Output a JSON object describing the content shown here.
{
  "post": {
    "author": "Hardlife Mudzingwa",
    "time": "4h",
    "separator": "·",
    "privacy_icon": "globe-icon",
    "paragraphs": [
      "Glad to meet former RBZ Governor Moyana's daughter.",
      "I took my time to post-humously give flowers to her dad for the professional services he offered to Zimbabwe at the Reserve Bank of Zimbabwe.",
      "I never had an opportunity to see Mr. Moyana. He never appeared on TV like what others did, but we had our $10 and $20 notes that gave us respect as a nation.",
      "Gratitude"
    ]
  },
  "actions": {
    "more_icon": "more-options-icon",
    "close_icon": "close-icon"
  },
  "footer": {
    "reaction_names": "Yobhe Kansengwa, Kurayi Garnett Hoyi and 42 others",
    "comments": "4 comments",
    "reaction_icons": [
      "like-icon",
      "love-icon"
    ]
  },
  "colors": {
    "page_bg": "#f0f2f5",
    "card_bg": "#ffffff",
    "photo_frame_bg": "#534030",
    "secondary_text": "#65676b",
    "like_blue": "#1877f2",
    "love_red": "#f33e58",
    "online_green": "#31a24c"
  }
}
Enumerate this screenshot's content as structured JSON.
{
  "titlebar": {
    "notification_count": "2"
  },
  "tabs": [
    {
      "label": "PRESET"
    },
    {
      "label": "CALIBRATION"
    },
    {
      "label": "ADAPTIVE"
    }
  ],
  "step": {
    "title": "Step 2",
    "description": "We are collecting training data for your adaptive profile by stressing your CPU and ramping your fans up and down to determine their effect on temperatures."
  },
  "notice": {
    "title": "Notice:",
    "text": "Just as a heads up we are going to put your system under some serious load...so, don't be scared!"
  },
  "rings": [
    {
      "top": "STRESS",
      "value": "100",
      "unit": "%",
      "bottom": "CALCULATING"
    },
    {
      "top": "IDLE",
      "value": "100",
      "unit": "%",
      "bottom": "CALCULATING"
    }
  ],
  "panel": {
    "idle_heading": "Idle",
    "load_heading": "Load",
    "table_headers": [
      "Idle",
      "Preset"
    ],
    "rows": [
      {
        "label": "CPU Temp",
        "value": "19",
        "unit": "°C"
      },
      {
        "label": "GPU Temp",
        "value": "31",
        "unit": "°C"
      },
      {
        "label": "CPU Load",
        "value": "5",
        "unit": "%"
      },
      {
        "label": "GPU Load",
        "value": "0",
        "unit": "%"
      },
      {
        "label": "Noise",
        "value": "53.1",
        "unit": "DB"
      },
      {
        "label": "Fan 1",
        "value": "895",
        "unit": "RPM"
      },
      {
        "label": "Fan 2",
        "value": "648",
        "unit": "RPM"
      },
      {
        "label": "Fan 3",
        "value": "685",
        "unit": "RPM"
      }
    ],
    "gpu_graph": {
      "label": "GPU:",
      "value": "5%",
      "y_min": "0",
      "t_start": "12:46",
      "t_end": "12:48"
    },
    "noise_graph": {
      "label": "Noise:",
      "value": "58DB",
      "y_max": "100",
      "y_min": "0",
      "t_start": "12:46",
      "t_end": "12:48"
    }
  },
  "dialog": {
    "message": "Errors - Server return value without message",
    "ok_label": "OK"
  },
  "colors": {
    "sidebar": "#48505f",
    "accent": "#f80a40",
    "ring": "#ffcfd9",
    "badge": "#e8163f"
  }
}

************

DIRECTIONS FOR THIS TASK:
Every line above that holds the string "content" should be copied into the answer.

EXPECTED ANSWER:
Output a JSON object describing the content shown here.
Enumerate this screenshot's content as structured JSON.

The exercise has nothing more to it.